Rules of the Game: Can We Rent (Or Share) That?


Monika Graham, Natalie Roetzel Ossenfort, Victor Rivera Labiosa


Lobbying, Public Charity Advocacy, Recordkeeping

On this episode, we will discuss how nonprofits can respond when they are asked to share their resources with others. Whether it’s data, a mailing list, office space, or something else of value, your nonprofit needs to know what to do when asked to share its assets with other people and groups. And guess what! Your organization’s tax status will come into play. If you’re a 501(c)(3), you need to be particularly careful, especially when interacting with non-(c)(3)s. We’ll dive in deep and answer the question “Can We Rent (or Share) That?” in the minutes to come.

Our Attorneys for this Episode:

Monika Graham
Natalie Roetzel Ossenfort
Victor Rivera Labiosa

General Principles when sharing resources and working with other organizations: 

  1. Moving resources from a 501(c)(4) to a 501(c)(3) is simpler from a legal standpoint than the reverse (uphill / downhill principle).
  2. Your tax-exempt status follows you into your transactions with others.
  3. Documentation is important.
  4. Stay in your lane.

What does this have to do with renting and exchanging resources? 

  • 501(c)(3)s are prohibited from supporting or opposing candidates, including making contributions to candidates and political organizations.
  • 501(c)(3)s should not provide resources to a 527 without charge. Instead, they should rent or sell these types of assets for fair market value and make them equally available to any other political entities that request them.
    • Best practice is to use a list broker.
  • When supporting the work of 501(c)(4)s, which can engage in some partisan political activity, 501(c)(3)s must be mindful to protect their assets and to ensure that they aren’t giving away their lists, data, and spaces for partisan political use for free and that any rental transactions are well documented and comply with the law.

Can our 501(c)(3) rent out event space to candidates and other types of organizations? 

  • Whether something constitutes impermissible support or opposition of candidate depends on the facts and circumstances. Some things the IRS considers in the event space rental context include (Rev. Rul. 2007-41):
    • Whether the facility is available to all candidates in the same election on an equal basis,
    • Whether the fees charged to candidates are at the organization’s customary and usual rates,
    • Whether the activity is an ongoing activity of the organization or whether it is conducted only for a particular candidate, and more!
  • Discussion of two examples.

What about newsletter ad space? 

  • If a 501(c)(3) rents / sells ad space in its newsletter or other publications, it can offer that same service to others (even candidates), but it must charge fair market value and allow all entities and candidates the same access without regard to political preferences.
    • Remember to indicate which ads are “paid advertising” in the publication.
  • If it usually gives out ad space for free (instead of requiring a financial transaction), it could potentially do the same with other organizations, but all free content must be nonpartisan.
  • What if a 501(c)(4) has a newsletter and wants to provide ad space to a (c)(3)?
    • It’s easier for (c)(4)’s to share resources with (c)(3)s since (c)(4)s can do everything (c)(3)s can do, and more!
    • A (c)(4) could rent space to the (c)(3) for fair market value or give it away for free.

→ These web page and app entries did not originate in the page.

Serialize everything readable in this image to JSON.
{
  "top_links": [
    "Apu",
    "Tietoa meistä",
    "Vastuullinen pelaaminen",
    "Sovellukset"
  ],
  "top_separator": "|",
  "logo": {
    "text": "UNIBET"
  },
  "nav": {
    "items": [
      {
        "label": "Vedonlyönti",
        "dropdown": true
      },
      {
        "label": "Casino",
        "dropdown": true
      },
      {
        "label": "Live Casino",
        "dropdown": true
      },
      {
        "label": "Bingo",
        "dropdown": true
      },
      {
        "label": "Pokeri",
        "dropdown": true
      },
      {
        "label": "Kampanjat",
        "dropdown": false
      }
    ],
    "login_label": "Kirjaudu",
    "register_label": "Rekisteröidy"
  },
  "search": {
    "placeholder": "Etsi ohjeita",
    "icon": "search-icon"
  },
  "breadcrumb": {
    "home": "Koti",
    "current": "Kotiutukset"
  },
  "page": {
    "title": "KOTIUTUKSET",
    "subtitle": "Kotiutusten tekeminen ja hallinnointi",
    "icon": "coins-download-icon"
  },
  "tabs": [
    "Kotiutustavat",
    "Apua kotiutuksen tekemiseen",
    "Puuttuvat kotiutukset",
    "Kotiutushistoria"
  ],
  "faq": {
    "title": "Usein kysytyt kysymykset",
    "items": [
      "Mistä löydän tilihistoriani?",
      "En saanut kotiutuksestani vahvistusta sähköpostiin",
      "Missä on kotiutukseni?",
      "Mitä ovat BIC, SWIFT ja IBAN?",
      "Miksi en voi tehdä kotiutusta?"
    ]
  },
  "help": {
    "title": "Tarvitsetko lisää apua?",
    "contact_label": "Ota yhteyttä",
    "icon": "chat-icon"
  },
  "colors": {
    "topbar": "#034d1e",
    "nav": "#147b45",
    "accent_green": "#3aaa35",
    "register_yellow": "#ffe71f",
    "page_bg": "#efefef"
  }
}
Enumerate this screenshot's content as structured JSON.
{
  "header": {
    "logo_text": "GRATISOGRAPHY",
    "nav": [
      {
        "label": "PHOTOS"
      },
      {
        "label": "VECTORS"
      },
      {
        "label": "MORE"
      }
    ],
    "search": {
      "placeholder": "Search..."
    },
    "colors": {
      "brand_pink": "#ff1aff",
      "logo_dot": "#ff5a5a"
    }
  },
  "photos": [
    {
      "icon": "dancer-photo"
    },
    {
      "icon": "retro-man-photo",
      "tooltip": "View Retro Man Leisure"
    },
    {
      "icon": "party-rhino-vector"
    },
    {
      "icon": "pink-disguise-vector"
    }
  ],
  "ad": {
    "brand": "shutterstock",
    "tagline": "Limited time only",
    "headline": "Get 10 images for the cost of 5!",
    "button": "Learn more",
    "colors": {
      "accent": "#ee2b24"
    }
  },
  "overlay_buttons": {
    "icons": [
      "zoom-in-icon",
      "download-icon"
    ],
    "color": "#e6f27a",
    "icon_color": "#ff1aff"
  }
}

Voter Registration Files  

  • 501(c)(3)s should not freely share with partisan organizations the voter registration lists or other data that it collects during voter registration or education activities.
  • This information is a valuable asset owned by the 501(c)(3). Voter registration files may only be rented to a 501(c)(4) or 527 at fair market value or exchanged for data of equal value. Even then, the circumstances in which these agreements can be made are complex, so it’s wise to get legal advice.
  • This type of agreement can also cause opposing parties or groups to raise their eyebrows and question the legality of the transaction. Before engaging in this type of transaction, figure out how much risk your organization is willing to incur.

501(c)(3)s can’t give things away for free to non-(c)(3)s that could potentially use the (c)(3)’s assets for partisan political purposes. So, if you’re thinking about sharing your organization’s resources with others, exercise caution and consult with counsel when needed.